# [ABOUT THIS EXERCISE]
The records are to be repeated exactly, and any images in them are to be dropped.

# [RAW DATA]
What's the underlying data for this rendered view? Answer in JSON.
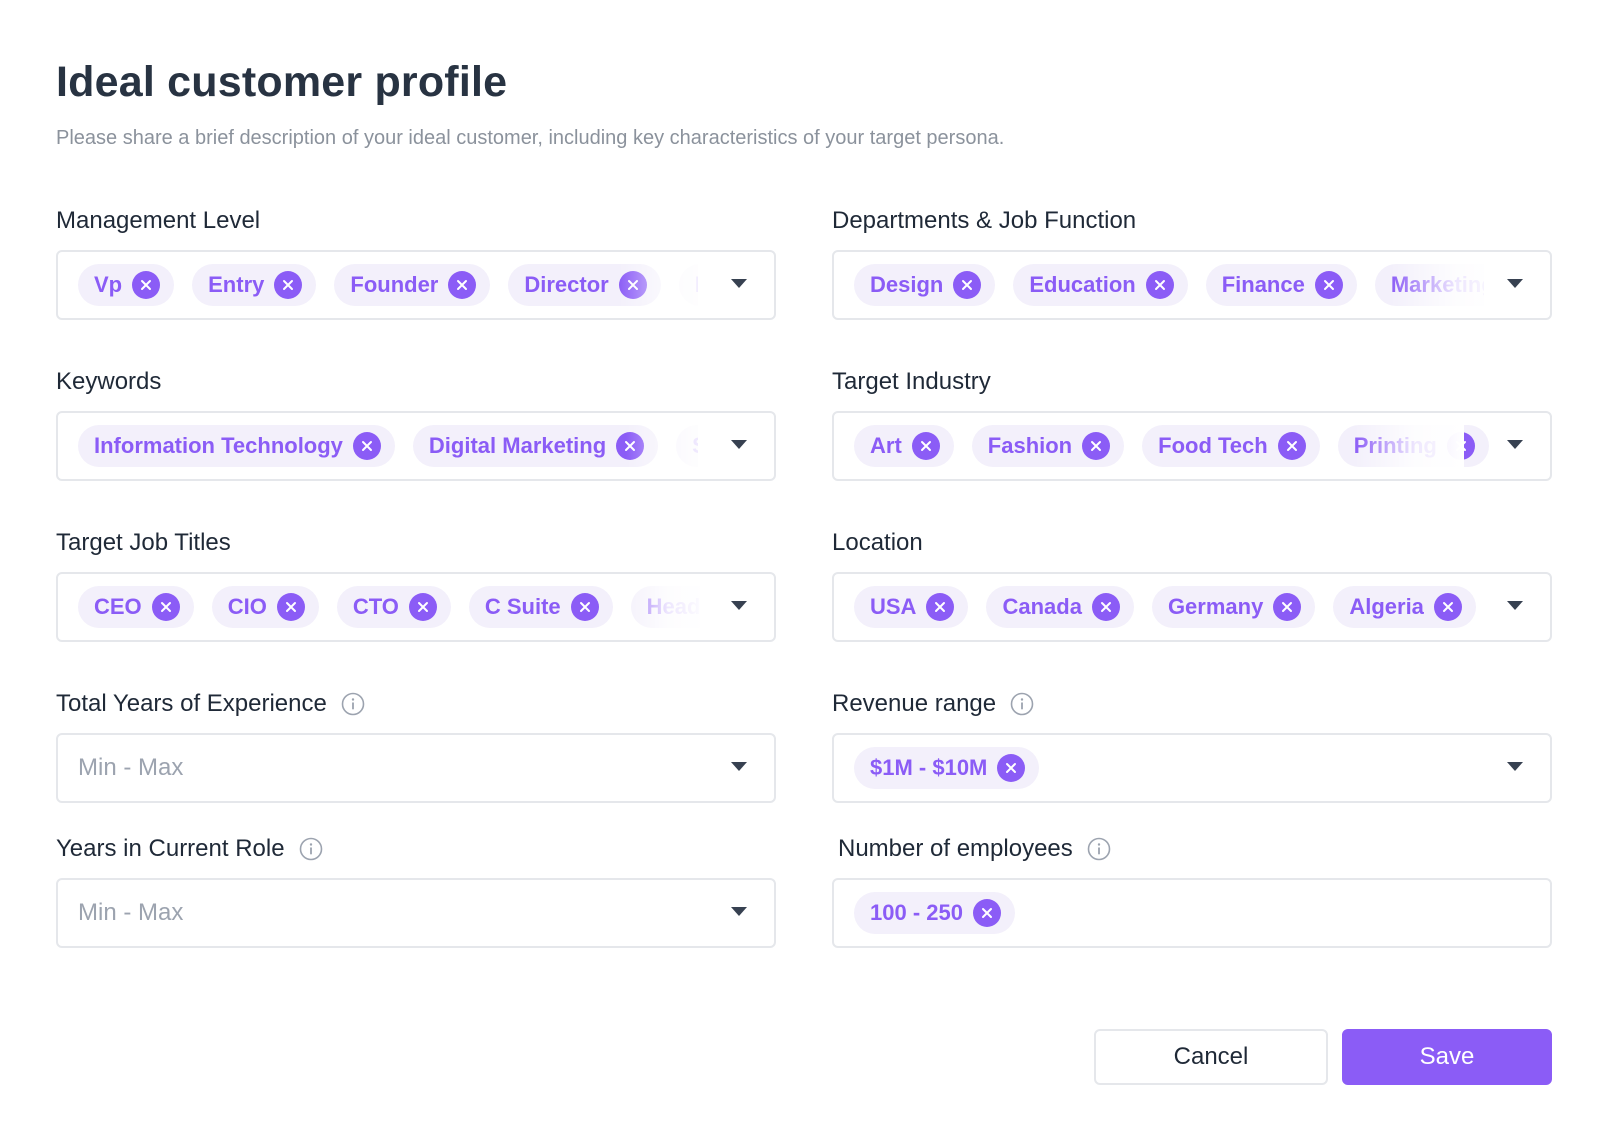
{
  "header": {
    "title": "Ideal customer profile",
    "subtitle": "Please share a brief description of your ideal customer, including key characteristics of your target persona."
  },
  "fields": {
    "management_level": {
      "label": "Management Level",
      "chips": [
        "Vp",
        "Entry",
        "Founder",
        "Director",
        "Manager"
      ]
    },
    "departments": {
      "label": "Departments & Job Function",
      "chips": [
        "Design",
        "Education",
        "Finance",
        "Marketing"
      ]
    },
    "keywords": {
      "label": "Keywords",
      "chips": [
        "Information Technology",
        "Digital Marketing",
        "SaaS"
      ]
    },
    "target_industry": {
      "label": "Target Industry",
      "chips": [
        "Art",
        "Fashion",
        "Food Tech",
        "Printing"
      ]
    },
    "target_job_titles": {
      "label": "Target Job Titles",
      "chips": [
        "CEO",
        "CIO",
        "CTO",
        "C Suite",
        "Head"
      ]
    },
    "location": {
      "label": "Location",
      "chips": [
        "USA",
        "Canada",
        "Germany",
        "Algeria"
      ]
    },
    "total_years_experience": {
      "label": "Total Years of Experience",
      "placeholder": "Min - Max"
    },
    "revenue_range": {
      "label": "Revenue range",
      "chips": [
        "$1M - $10M"
      ]
    },
    "years_current_role": {
      "label": "Years in Current Role",
      "placeholder": "Min - Max"
    },
    "number_of_employees": {
      "label": "Number of employees",
      "chips": [
        "100 - 250"
      ]
    }
  },
  "actions": {
    "cancel_label": "Cancel",
    "save_label": "Save"
  },
  "colors": {
    "accent": "#8b5cf6",
    "chip_bg": "#f3f0fb",
    "border": "#e5e7eb",
    "title": "#283342"
  },
  "icons": {
    "remove": "x-circle-icon",
    "dropdown": "chevron-down-icon",
    "info": "info-icon"
  }
}
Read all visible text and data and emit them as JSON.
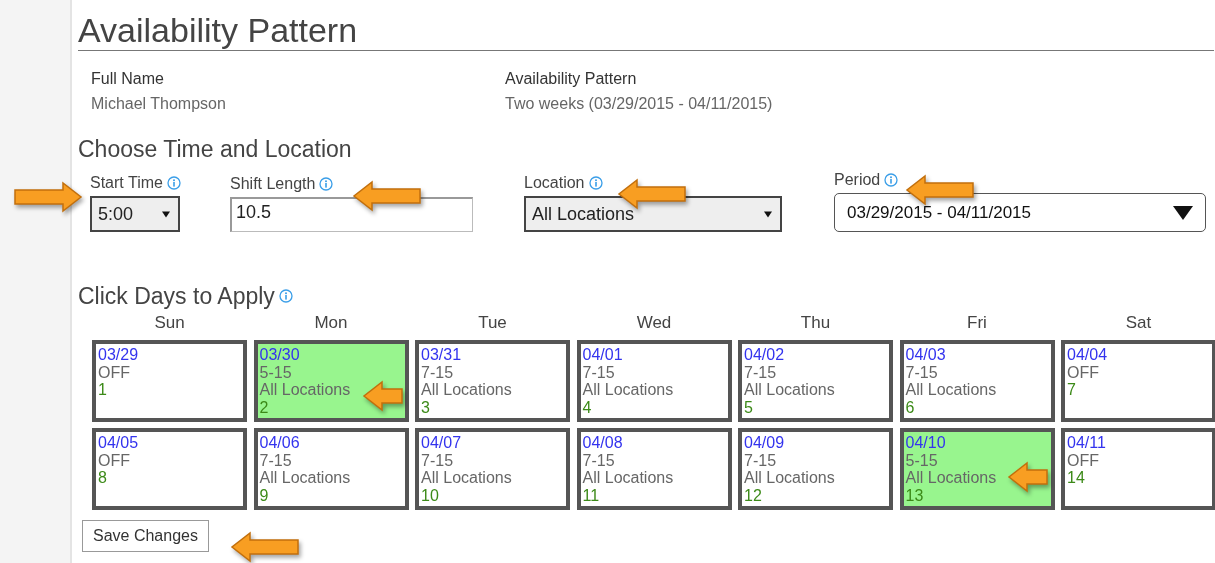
{
  "title": "Availability Pattern",
  "summary": [
    {
      "label": "Full Name",
      "value": "Michael Thompson"
    },
    {
      "label": "Availability Pattern",
      "value": "Two weeks (03/29/2015 - 04/11/2015)"
    }
  ],
  "time_section": {
    "heading": "Choose Time and Location"
  },
  "fields": [
    {
      "kind": "select",
      "label": "Start Time",
      "value": "5:00"
    },
    {
      "kind": "text",
      "label": "Shift Length",
      "value": "10.5"
    },
    {
      "kind": "select",
      "label": "Location",
      "value": "All Locations"
    },
    {
      "kind": "dropdown",
      "label": "Period",
      "value": "03/29/2015 - 04/11/2015"
    }
  ],
  "days_section": {
    "heading": "Click Days to Apply"
  },
  "weekdays": [
    "Sun",
    "Mon",
    "Tue",
    "Wed",
    "Thu",
    "Fri",
    "Sat"
  ],
  "days": [
    {
      "date": "03/29",
      "shift": "OFF",
      "number": "1",
      "selected": false
    },
    {
      "date": "03/30",
      "shift": "5-15",
      "location": "All Locations",
      "number": "2",
      "selected": true
    },
    {
      "date": "03/31",
      "shift": "7-15",
      "location": "All Locations",
      "number": "3",
      "selected": false
    },
    {
      "date": "04/01",
      "shift": "7-15",
      "location": "All Locations",
      "number": "4",
      "selected": false
    },
    {
      "date": "04/02",
      "shift": "7-15",
      "location": "All Locations",
      "number": "5",
      "selected": false
    },
    {
      "date": "04/03",
      "shift": "7-15",
      "location": "All Locations",
      "number": "6",
      "selected": false
    },
    {
      "date": "04/04",
      "shift": "OFF",
      "number": "7",
      "selected": false
    },
    {
      "date": "04/05",
      "shift": "OFF",
      "number": "8",
      "selected": false
    },
    {
      "date": "04/06",
      "shift": "7-15",
      "location": "All Locations",
      "number": "9",
      "selected": false
    },
    {
      "date": "04/07",
      "shift": "7-15",
      "location": "All Locations",
      "number": "10",
      "selected": false
    },
    {
      "date": "04/08",
      "shift": "7-15",
      "location": "All Locations",
      "number": "11",
      "selected": false
    },
    {
      "date": "04/09",
      "shift": "7-15",
      "location": "All Locations",
      "number": "12",
      "selected": false
    },
    {
      "date": "04/10",
      "shift": "5-15",
      "location": "All Locations",
      "number": "13",
      "selected": true
    },
    {
      "date": "04/11",
      "shift": "OFF",
      "number": "14",
      "selected": false
    }
  ],
  "save_button": "Save Changes"
}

# [SOLUTION TO THIS PROBLEM]
What's the underlying data for this rendered view? Answer in JSON.
{
  "header": {
    "title": "Ideal customer profile",
    "subtitle": "Please share a brief description of your ideal customer, including key characteristics of your target persona."
  },
  "fields": {
    "management_level": {
      "label": "Management Level",
      "chips": [
        "Vp",
        "Entry",
        "Founder",
        "Director",
        "Manager"
      ]
    },
    "departments": {
      "label": "Departments & Job Function",
      "chips": [
        "Design",
        "Education",
        "Finance",
        "Marketing"
      ]
    },
    "keywords": {
      "label": "Keywords",
      "chips": [
        "Information Technology",
        "Digital Marketing",
        "SaaS"
      ]
    },
    "target_industry": {
      "label": "Target Industry",
      "chips": [
        "Art",
        "Fashion",
        "Food Tech",
        "Printing"
      ]
    },
    "target_job_titles": {
      "label": "Target Job Titles",
      "chips": [
        "CEO",
        "CIO",
        "CTO",
        "C Suite",
        "Head"
      ]
    },
    "location": {
      "label": "Location",
      "chips": [
        "USA",
        "Canada",
        "Germany",
        "Algeria"
      ]
    },
    "total_years_experience": {
      "label": "Total Years of Experience",
      "placeholder": "Min - Max"
    },
    "revenue_range": {
      "label": "Revenue range",
      "chips": [
        "$1M - $10M"
      ]
    },
    "years_current_role": {
      "label": "Years in Current Role",
      "placeholder": "Min - Max"
    },
    "number_of_employees": {
      "label": "Number of employees",
      "chips": [
        "100 - 250"
      ]
    }
  },
  "actions": {
    "cancel_label": "Cancel",
    "save_label": "Save"
  },
  "colors": {
    "accent": "#8b5cf6",
    "chip_bg": "#f3f0fb",
    "border": "#e5e7eb",
    "title": "#283342"
  },
  "icons": {
    "remove": "x-circle-icon",
    "dropdown": "chevron-down-icon",
    "info": "info-icon"
  }
}
Read all visible text and data and emit them as JSON.
{
  "title": "Availability Pattern",
  "summary": [
    {
      "label": "Full Name",
      "value": "Michael Thompson"
    },
    {
      "label": "Availability Pattern",
      "value": "Two weeks (03/29/2015 - 04/11/2015)"
    }
  ],
  "time_section": {
    "heading": "Choose Time and Location"
  },
  "fields": [
    {
      "kind": "select",
      "label": "Start Time",
      "value": "5:00"
    },
    {
      "kind": "text",
      "label": "Shift Length",
      "value": "10.5"
    },
    {
      "kind": "select",
      "label": "Location",
      "value": "All Locations"
    },
    {
      "kind": "dropdown",
      "label": "Period",
      "value": "03/29/2015 - 04/11/2015"
    }
  ],
  "days_section": {
    "heading": "Click Days to Apply"
  },
  "weekdays": [
    "Sun",
    "Mon",
    "Tue",
    "Wed",
    "Thu",
    "Fri",
    "Sat"
  ],
  "days": [
    {
      "date": "03/29",
      "shift": "OFF",
      "number": "1",
      "selected": false
    },
    {
      "date": "03/30",
      "shift": "5-15",
      "location": "All Locations",
      "number": "2",
      "selected": true
    },
    {
      "date": "03/31",
      "shift": "7-15",
      "location": "All Locations",
      "number": "3",
      "selected": false
    },
    {
      "date": "04/01",
      "shift": "7-15",
      "location": "All Locations",
      "number": "4",
      "selected": false
    },
    {
      "date": "04/02",
      "shift": "7-15",
      "location": "All Locations",
      "number": "5",
      "selected": false
    },
    {
      "date": "04/03",
      "shift": "7-15",
      "location": "All Locations",
      "number": "6",
      "selected": false
    },
    {
      "date": "04/04",
      "shift": "OFF",
      "number": "7",
      "selected": false
    },
    {
      "date": "04/05",
      "shift": "OFF",
      "number": "8",
      "selected": false
    },
    {
      "date": "04/06",
      "shift": "7-15",
      "location": "All Locations",
      "number": "9",
      "selected": false
    },
    {
      "date": "04/07",
      "shift": "7-15",
      "location": "All Locations",
      "number": "10",
      "selected": false
    },
    {
      "date": "04/08",
      "shift": "7-15",
      "location": "All Locations",
      "number": "11",
      "selected": false
    },
    {
      "date": "04/09",
      "shift": "7-15",
      "location": "All Locations",
      "number": "12",
      "selected": false
    },
    {
      "date": "04/10",
      "shift": "5-15",
      "location": "All Locations",
      "number": "13",
      "selected": true
    },
    {
      "date": "04/11",
      "shift": "OFF",
      "number": "14",
      "selected": false
    }
  ],
  "save_button": "Save Changes"
}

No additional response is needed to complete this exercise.